▸ **EXERCISE DATA**:
******************************

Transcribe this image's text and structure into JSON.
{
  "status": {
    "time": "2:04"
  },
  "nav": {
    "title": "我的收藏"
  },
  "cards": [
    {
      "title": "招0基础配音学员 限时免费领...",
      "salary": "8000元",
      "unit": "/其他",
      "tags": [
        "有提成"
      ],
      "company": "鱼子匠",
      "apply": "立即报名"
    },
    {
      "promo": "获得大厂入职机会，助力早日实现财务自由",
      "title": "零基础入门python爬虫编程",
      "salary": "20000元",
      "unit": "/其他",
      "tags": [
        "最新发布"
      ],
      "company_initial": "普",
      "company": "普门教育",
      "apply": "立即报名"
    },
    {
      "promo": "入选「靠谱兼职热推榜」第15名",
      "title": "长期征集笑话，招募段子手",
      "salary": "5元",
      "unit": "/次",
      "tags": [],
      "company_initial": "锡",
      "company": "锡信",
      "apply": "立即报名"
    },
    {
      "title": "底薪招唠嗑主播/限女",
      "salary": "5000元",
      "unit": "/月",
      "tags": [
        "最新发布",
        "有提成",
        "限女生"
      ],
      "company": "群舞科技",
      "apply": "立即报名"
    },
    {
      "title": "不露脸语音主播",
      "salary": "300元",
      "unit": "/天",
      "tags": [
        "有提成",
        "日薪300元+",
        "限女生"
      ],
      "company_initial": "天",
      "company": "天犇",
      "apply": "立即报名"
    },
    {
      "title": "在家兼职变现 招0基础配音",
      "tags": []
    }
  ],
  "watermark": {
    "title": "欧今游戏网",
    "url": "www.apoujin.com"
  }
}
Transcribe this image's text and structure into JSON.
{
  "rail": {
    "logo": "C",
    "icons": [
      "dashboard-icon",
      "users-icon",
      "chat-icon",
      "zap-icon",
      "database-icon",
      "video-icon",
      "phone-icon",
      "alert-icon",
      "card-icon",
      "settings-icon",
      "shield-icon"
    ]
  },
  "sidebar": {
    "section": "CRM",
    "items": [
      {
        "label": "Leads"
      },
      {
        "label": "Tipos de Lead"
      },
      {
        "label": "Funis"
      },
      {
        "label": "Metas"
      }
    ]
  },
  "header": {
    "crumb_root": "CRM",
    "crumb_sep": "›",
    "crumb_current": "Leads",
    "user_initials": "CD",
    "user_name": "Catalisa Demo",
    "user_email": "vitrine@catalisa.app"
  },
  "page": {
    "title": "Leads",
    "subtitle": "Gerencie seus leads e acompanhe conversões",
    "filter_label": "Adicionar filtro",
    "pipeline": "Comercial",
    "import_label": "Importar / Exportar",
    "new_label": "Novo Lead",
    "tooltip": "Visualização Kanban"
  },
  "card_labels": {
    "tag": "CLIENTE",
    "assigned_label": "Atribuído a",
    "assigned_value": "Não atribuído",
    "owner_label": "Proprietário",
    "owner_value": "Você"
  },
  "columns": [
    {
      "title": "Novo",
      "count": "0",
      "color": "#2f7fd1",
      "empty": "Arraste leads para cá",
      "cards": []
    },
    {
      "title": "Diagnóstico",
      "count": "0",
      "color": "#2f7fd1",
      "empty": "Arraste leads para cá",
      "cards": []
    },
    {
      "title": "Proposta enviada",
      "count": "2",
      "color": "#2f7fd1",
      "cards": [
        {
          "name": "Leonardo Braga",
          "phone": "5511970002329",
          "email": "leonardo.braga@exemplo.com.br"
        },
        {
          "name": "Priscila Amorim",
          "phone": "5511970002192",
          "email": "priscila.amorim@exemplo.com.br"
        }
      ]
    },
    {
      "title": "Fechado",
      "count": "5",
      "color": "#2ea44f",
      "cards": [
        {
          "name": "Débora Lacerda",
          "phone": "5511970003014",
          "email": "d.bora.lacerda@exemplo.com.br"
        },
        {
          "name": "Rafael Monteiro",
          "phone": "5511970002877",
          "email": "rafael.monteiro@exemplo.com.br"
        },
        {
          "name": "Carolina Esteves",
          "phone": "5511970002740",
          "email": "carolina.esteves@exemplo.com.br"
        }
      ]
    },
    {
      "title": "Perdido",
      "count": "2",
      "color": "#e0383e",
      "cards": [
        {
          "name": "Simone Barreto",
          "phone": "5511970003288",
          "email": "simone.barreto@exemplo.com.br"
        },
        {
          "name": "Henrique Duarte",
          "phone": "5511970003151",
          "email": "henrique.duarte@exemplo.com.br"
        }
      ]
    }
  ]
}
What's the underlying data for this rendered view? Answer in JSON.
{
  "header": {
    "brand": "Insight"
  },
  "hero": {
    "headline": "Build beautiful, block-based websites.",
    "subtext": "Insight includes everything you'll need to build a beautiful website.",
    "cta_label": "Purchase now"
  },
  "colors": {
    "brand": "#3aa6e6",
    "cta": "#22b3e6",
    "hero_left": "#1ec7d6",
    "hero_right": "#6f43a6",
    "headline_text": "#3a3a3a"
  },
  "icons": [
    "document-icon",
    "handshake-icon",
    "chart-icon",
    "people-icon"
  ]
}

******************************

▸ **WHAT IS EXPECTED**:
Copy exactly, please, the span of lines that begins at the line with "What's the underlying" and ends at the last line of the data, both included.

▸ **SOLUTION FOR THIS EXERCISE**:
What's the underlying data for this rendered view? Answer in JSON.
{
  "header": {
    "brand": "Insight"
  },
  "hero": {
    "headline": "Build beautiful, block-based websites.",
    "subtext": "Insight includes everything you'll need to build a beautiful website.",
    "cta_label": "Purchase now"
  },
  "colors": {
    "brand": "#3aa6e6",
    "cta": "#22b3e6",
    "hero_left": "#1ec7d6",
    "hero_right": "#6f43a6",
    "headline_text": "#3a3a3a"
  },
  "icons": [
    "document-icon",
    "handshake-icon",
    "chart-icon",
    "people-icon"
  ]
}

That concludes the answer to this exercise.